In 2010 it was reported that in the previous two years there had been over 3000 incidents of arson attacks on school buildings, at the time Michael Gove who was then the shadow schools secretary was quoted as saying “The large number of arson attacks, on top of all the other problems in schools, is deeply worrying.”

The current rate for deliberately started school fires is suggested to be 2700 per year.

Zurich Municipal who insure 50% of the UK school buildings carried out an inspection spanning two years and found that 67% of English Schools were rated as having poor fire protection provision, only 5% were classed as excellent, compared to a much higher 29% excellent rating for Scottish Schools.

This difference may be attributed to the fact that in Scotland all new schools and those undergoing major refurbishment have a legal directive to fit sprinklers. In England it is advised but no mandatory. Fewer that one in six new schools in England have been built with a sprinkler system installed.

The Zurich inspections included evaluating the overall combustibility of the construction as well as fire detection systems and smoking controls. As a result of the findings Zurich wrote to the Government in September 19 calling for urgent action to address the problem.

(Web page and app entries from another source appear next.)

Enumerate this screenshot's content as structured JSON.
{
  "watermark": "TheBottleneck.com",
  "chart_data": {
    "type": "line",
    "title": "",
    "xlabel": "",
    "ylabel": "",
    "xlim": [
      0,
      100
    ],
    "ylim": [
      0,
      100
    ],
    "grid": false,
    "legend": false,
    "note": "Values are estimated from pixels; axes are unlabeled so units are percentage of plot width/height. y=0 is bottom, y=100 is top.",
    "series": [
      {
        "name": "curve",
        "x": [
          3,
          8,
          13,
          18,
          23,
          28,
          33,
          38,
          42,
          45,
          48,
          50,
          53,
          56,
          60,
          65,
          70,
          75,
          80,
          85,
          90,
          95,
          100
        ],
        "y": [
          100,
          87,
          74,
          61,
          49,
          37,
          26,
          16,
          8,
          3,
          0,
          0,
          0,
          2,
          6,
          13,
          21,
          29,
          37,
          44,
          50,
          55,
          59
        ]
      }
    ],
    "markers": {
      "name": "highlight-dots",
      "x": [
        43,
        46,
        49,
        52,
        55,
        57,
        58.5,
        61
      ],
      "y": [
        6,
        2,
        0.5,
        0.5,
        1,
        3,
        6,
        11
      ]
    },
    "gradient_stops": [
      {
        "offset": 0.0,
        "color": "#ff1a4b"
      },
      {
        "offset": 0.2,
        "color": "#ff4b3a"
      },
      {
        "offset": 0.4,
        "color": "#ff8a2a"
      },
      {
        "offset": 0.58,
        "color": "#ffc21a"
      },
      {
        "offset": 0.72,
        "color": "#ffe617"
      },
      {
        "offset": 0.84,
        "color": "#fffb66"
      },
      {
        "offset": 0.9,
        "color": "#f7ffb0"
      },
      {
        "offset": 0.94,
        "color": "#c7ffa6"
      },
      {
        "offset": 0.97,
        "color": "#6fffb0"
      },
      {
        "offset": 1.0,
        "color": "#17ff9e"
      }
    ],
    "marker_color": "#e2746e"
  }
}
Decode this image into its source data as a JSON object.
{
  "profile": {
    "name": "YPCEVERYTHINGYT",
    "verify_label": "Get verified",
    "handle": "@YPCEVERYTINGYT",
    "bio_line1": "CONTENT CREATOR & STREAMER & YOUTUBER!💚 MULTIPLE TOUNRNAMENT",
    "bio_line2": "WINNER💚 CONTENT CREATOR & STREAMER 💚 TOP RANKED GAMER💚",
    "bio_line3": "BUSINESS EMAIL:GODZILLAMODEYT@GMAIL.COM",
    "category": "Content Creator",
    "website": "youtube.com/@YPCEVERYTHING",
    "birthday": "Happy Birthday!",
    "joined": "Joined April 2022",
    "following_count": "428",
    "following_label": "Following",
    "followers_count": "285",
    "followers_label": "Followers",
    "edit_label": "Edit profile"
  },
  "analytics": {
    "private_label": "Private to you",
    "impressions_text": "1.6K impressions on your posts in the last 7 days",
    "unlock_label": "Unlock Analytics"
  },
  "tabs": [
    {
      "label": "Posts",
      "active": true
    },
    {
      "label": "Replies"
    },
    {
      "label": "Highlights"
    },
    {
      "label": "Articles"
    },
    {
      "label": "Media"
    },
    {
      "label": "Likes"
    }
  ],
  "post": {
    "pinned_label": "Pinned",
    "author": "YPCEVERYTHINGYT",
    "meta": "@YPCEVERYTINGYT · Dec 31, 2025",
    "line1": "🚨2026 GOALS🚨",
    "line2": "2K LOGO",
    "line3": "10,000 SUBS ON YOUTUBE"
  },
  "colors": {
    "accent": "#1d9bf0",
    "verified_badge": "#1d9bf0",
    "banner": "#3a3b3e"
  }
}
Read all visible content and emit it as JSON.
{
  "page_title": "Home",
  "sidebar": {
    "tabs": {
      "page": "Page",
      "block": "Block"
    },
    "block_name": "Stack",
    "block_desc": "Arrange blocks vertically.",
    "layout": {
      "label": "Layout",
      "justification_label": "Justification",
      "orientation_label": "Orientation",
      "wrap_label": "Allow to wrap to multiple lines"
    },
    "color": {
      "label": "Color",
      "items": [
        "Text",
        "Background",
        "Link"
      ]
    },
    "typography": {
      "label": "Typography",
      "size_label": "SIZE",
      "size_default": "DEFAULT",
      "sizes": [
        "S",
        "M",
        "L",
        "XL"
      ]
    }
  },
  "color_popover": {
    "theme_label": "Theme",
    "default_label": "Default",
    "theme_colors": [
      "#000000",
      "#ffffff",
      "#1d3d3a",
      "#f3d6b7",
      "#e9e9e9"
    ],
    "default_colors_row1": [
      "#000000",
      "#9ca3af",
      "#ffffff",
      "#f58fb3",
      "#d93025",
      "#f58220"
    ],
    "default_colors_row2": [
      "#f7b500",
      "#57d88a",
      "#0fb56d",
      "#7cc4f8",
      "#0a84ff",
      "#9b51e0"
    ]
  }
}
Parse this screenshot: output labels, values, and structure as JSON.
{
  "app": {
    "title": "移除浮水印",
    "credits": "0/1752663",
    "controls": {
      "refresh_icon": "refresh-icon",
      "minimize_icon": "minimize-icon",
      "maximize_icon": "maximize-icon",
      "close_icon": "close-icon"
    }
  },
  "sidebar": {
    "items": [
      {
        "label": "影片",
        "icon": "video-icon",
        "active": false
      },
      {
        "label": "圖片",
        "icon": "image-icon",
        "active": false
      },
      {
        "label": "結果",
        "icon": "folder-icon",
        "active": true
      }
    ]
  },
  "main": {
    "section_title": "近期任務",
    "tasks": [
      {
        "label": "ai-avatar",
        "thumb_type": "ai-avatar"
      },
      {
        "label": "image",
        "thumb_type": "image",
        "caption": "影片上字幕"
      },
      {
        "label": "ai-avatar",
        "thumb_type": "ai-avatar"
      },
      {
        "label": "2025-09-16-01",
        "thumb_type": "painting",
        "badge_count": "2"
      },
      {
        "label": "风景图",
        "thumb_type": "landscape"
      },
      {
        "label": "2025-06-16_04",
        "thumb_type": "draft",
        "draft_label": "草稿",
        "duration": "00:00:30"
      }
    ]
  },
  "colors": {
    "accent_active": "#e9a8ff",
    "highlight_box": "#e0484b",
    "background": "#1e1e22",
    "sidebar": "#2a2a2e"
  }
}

Tilden Watson, the head of education at Zurich, said: “A change in government legislation to make sprinklers in schools mandatory not only protects children while they are in school, it often contains the fire to the room it starts in when it happens out of school hours.

“Not only does this minimise the level of damage caused, it also negates the aftermath, which often leads to months or even years of disruption for children’s education while the school is repaired.”

Andy Dark, the assistant general secretary of the Fire Brigades Union, said: “We’ve made it clear in the past that newly built schools and other high-risk buildings should have sprinkler systems and we fully support Zurich Municipal’s call on the government to change the law to make them mandatory.

“Ideally, sprinklers would be fitted in all schools of whatever age and size. Sprinklers can assist in limiting the spread of fire, the damage it will cause and giving occupants additional time to escape, as well as reducing the risks faced by fire-fighters attending the incident.”